[Excerpts from an interface dataset]
[Start of Attachment]
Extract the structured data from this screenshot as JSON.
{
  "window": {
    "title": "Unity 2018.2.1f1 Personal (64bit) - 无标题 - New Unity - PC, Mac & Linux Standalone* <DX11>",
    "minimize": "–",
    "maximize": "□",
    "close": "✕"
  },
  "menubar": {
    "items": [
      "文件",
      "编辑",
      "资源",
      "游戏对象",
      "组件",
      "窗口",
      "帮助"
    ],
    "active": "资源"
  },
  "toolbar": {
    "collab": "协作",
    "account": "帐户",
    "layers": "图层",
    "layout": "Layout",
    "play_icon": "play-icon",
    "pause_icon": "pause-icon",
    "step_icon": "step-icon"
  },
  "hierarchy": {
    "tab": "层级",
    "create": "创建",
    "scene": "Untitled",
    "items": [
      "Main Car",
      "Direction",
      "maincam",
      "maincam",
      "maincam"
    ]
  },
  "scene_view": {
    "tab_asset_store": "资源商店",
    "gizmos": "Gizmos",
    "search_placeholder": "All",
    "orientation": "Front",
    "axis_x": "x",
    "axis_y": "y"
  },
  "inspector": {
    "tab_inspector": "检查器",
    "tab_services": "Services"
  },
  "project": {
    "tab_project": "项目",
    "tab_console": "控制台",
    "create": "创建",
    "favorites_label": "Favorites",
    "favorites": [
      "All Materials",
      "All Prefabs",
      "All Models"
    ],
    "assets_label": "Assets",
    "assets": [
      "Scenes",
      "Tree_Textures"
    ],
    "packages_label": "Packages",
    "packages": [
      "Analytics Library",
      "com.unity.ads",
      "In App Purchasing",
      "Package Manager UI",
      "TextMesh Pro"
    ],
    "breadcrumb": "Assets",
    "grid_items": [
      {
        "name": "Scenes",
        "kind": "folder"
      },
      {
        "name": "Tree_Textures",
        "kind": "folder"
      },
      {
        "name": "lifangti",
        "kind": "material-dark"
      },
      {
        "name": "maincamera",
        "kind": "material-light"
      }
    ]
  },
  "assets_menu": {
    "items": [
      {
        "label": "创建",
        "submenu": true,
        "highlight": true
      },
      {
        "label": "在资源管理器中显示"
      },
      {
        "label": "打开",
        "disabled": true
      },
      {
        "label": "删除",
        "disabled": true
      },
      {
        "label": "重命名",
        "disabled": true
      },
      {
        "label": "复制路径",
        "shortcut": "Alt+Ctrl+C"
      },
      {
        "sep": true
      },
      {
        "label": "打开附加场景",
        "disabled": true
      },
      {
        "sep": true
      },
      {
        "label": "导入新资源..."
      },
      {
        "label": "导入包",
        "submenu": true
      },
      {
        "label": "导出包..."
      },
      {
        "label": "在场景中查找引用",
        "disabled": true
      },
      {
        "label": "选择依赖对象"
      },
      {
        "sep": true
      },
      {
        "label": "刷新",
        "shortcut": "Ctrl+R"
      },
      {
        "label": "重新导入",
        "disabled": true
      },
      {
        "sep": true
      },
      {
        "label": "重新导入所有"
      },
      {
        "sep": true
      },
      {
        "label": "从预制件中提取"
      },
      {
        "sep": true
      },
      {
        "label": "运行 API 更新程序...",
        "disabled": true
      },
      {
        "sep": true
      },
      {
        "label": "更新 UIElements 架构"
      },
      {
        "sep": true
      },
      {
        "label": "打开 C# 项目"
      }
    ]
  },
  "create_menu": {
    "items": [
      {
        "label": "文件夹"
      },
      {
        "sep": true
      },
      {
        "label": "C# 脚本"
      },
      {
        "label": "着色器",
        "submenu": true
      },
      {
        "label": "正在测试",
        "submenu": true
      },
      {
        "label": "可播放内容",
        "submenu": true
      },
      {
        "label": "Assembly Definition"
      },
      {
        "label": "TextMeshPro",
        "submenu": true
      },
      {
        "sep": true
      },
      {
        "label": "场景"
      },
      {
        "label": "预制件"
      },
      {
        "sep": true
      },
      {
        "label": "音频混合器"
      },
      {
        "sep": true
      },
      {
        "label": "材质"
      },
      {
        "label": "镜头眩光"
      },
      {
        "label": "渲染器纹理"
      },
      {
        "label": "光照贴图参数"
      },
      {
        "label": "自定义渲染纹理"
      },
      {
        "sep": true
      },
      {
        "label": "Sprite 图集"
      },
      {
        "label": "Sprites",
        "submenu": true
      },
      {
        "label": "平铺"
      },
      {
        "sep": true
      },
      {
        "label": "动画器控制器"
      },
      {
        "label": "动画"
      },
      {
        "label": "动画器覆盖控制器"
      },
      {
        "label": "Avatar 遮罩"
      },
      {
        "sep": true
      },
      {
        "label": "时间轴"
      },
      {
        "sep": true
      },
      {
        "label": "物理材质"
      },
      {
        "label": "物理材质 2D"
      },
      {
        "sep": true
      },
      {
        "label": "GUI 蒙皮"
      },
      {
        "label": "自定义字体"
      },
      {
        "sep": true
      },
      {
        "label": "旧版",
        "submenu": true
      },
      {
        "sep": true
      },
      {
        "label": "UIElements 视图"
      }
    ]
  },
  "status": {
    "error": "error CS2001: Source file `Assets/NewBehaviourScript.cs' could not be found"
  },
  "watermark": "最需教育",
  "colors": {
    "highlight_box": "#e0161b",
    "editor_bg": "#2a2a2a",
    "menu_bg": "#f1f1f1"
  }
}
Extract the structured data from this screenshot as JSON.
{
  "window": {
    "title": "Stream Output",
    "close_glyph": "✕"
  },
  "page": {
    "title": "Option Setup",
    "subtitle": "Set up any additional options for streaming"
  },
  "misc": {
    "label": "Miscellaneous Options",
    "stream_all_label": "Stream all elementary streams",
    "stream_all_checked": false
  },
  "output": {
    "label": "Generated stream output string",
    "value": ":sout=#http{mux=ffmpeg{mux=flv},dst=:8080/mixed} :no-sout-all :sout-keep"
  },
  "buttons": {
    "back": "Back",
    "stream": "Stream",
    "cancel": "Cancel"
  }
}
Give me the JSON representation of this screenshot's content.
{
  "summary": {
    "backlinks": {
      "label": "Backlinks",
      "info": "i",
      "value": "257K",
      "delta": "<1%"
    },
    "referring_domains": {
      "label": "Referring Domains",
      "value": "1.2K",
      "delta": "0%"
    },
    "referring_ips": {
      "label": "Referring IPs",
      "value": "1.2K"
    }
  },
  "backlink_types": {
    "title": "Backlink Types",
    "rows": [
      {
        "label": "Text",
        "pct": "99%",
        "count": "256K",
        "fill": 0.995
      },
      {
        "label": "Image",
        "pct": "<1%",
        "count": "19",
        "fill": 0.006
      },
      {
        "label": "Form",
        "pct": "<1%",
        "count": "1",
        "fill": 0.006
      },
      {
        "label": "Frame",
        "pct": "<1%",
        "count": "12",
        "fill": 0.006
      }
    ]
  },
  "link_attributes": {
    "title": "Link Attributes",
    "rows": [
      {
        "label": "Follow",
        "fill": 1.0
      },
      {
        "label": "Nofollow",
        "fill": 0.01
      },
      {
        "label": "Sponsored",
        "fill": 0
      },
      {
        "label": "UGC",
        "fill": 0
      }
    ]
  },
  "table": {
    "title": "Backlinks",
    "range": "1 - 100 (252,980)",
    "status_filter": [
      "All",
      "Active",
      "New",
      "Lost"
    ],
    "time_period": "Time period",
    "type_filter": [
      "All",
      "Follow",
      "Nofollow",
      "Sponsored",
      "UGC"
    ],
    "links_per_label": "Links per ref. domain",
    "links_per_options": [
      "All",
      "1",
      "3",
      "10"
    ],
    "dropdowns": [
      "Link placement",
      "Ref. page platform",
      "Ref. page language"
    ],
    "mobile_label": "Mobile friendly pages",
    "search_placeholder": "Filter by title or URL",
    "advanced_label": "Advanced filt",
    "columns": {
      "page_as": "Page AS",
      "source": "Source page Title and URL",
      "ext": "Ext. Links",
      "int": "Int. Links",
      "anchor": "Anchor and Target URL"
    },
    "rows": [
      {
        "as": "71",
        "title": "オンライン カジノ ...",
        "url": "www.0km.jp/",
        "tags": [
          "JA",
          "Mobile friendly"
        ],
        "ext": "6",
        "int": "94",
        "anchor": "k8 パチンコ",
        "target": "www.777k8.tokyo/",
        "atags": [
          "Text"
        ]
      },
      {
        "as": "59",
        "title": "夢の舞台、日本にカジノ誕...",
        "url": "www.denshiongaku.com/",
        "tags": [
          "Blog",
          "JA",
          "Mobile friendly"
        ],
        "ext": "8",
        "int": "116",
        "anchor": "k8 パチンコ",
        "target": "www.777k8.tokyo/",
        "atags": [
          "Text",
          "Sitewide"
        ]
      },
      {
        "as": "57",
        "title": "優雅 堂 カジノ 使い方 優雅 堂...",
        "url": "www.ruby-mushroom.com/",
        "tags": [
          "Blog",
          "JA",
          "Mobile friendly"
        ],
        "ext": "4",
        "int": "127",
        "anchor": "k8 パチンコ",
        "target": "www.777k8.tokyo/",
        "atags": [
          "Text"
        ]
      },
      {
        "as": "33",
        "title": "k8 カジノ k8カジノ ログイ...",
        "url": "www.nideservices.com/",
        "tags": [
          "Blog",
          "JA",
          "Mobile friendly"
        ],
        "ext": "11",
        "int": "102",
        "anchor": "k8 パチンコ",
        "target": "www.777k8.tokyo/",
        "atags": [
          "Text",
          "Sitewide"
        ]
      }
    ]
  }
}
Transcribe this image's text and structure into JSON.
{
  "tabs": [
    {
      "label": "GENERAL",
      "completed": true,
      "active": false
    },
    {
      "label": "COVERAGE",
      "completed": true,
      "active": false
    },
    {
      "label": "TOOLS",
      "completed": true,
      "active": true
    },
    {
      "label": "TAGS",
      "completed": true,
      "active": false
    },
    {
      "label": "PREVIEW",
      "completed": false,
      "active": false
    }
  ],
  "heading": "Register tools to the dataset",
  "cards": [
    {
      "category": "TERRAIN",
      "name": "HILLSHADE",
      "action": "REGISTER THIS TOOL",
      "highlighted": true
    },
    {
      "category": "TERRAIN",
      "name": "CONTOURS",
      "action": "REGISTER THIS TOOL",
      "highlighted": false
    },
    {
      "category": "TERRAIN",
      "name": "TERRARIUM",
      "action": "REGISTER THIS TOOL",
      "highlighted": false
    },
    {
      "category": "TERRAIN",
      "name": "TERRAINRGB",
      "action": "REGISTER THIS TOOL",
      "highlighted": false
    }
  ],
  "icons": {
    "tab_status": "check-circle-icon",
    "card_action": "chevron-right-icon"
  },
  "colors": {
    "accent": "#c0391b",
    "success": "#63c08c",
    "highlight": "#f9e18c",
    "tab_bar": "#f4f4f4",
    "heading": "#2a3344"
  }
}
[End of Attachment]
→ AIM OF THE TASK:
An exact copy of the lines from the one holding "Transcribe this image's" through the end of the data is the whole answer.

→ RESULT OF THE EXERCISE:
Transcribe this image's text and structure into JSON.
{
  "tabs": [
    {
      "label": "GENERAL",
      "completed": true,
      "active": false
    },
    {
      "label": "COVERAGE",
      "completed": true,
      "active": false
    },
    {
      "label": "TOOLS",
      "completed": true,
      "active": true
    },
    {
      "label": "TAGS",
      "completed": true,
      "active": false
    },
    {
      "label": "PREVIEW",
      "completed": false,
      "active": false
    }
  ],
  "heading": "Register tools to the dataset",
  "cards": [
    {
      "category": "TERRAIN",
      "name": "HILLSHADE",
      "action": "REGISTER THIS TOOL",
      "highlighted": true
    },
    {
      "category": "TERRAIN",
      "name": "CONTOURS",
      "action": "REGISTER THIS TOOL",
      "highlighted": false
    },
    {
      "category": "TERRAIN",
      "name": "TERRARIUM",
      "action": "REGISTER THIS TOOL",
      "highlighted": false
    },
    {
      "category": "TERRAIN",
      "name": "TERRAINRGB",
      "action": "REGISTER THIS TOOL",
      "highlighted": false
    }
  ],
  "icons": {
    "tab_status": "check-circle-icon",
    "card_action": "chevron-right-icon"
  },
  "colors": {
    "accent": "#c0391b",
    "success": "#63c08c",
    "highlight": "#f9e18c",
    "tab_bar": "#f4f4f4",
    "heading": "#2a3344"
  }
}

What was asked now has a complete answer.